━━ Exercise data ━━

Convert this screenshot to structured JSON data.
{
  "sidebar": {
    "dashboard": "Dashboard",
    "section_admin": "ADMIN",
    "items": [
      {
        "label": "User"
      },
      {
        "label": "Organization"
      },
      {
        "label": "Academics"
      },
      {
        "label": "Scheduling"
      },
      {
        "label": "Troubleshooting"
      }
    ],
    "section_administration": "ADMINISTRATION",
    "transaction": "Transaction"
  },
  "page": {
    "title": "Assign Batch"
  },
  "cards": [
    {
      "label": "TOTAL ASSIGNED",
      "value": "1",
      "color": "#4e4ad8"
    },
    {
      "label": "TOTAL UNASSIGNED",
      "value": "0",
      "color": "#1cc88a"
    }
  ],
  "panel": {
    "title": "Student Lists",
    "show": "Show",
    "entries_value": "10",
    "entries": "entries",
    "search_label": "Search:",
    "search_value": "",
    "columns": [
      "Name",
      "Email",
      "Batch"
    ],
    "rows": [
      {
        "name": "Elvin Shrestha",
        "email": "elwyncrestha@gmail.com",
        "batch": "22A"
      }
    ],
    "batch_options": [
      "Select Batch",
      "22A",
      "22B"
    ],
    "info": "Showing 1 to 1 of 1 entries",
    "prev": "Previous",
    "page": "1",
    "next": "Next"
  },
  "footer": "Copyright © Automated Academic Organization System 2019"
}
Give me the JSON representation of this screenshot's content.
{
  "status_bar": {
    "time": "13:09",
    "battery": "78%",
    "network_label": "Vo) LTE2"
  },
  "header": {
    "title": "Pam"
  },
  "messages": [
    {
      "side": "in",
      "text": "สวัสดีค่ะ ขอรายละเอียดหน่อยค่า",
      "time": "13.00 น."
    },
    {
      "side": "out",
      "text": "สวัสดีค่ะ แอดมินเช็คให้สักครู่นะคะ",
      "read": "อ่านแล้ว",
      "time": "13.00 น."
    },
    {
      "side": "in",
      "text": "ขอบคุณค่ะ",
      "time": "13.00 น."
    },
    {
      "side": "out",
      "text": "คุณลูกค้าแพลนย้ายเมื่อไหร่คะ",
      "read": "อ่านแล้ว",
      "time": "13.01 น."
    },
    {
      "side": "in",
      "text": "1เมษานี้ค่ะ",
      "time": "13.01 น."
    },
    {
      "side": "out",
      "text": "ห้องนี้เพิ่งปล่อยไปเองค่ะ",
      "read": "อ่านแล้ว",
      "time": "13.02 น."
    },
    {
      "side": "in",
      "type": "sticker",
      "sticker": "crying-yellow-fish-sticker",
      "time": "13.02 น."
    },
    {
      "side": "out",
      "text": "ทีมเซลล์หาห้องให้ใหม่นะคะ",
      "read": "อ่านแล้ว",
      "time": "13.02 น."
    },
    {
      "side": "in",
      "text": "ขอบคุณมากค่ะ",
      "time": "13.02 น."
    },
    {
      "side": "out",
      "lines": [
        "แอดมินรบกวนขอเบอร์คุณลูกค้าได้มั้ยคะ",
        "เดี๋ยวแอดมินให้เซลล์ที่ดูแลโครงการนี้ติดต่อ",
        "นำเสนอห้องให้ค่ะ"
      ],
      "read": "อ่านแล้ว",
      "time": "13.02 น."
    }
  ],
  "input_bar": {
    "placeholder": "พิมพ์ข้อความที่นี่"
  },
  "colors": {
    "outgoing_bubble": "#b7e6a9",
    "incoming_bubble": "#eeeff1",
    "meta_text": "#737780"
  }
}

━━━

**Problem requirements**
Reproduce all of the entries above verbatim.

**Solution**
Convert this screenshot to structured JSON data.
{
  "sidebar": {
    "dashboard": "Dashboard",
    "section_admin": "ADMIN",
    "items": [
      {
        "label": "User"
      },
      {
        "label": "Organization"
      },
      {
        "label": "Academics"
      },
      {
        "label": "Scheduling"
      },
      {
        "label": "Troubleshooting"
      }
    ],
    "section_administration": "ADMINISTRATION",
    "transaction": "Transaction"
  },
  "page": {
    "title": "Assign Batch"
  },
  "cards": [
    {
      "label": "TOTAL ASSIGNED",
      "value": "1",
      "color": "#4e4ad8"
    },
    {
      "label": "TOTAL UNASSIGNED",
      "value": "0",
      "color": "#1cc88a"
    }
  ],
  "panel": {
    "title": "Student Lists",
    "show": "Show",
    "entries_value": "10",
    "entries": "entries",
    "search_label": "Search:",
    "search_value": "",
    "columns": [
      "Name",
      "Email",
      "Batch"
    ],
    "rows": [
      {
        "name": "Elvin Shrestha",
        "email": "elwyncrestha@gmail.com",
        "batch": "22A"
      }
    ],
    "batch_options": [
      "Select Batch",
      "22A",
      "22B"
    ],
    "info": "Showing 1 to 1 of 1 entries",
    "prev": "Previous",
    "page": "1",
    "next": "Next"
  },
  "footer": "Copyright © Automated Academic Organization System 2019"
}
Give me the JSON representation of this screenshot's content.
{
  "status_bar": {
    "time": "13:09",
    "battery": "78%",
    "network_label": "Vo) LTE2"
  },
  "header": {
    "title": "Pam"
  },
  "messages": [
    {
      "side": "in",
      "text": "สวัสดีค่ะ ขอรายละเอียดหน่อยค่า",
      "time": "13.00 น."
    },
    {
      "side": "out",
      "text": "สวัสดีค่ะ แอดมินเช็คให้สักครู่นะคะ",
      "read": "อ่านแล้ว",
      "time": "13.00 น."
    },
    {
      "side": "in",
      "text": "ขอบคุณค่ะ",
      "time": "13.00 น."
    },
    {
      "side": "out",
      "text": "คุณลูกค้าแพลนย้ายเมื่อไหร่คะ",
      "read": "อ่านแล้ว",
      "time": "13.01 น."
    },
    {
      "side": "in",
      "text": "1เมษานี้ค่ะ",
      "time": "13.01 น."
    },
    {
      "side": "out",
      "text": "ห้องนี้เพิ่งปล่อยไปเองค่ะ",
      "read": "อ่านแล้ว",
      "time": "13.02 น."
    },
    {
      "side": "in",
      "type": "sticker",
      "sticker": "crying-yellow-fish-sticker",
      "time": "13.02 น."
    },
    {
      "side": "out",
      "text": "ทีมเซลล์หาห้องให้ใหม่นะคะ",
      "read": "อ่านแล้ว",
      "time": "13.02 น."
    },
    {
      "side": "in",
      "text": "ขอบคุณมากค่ะ",
      "time": "13.02 น."
    },
    {
      "side": "out",
      "lines": [
        "แอดมินรบกวนขอเบอร์คุณลูกค้าได้มั้ยคะ",
        "เดี๋ยวแอดมินให้เซลล์ที่ดูแลโครงการนี้ติดต่อ",
        "นำเสนอห้องให้ค่ะ"
      ],
      "read": "อ่านแล้ว",
      "time": "13.02 น."
    }
  ],
  "input_bar": {
    "placeholder": "พิมพ์ข้อความที่นี่"
  },
  "colors": {
    "outgoing_bubble": "#b7e6a9",
    "incoming_bubble": "#eeeff1",
    "meta_text": "#737780"
  }
}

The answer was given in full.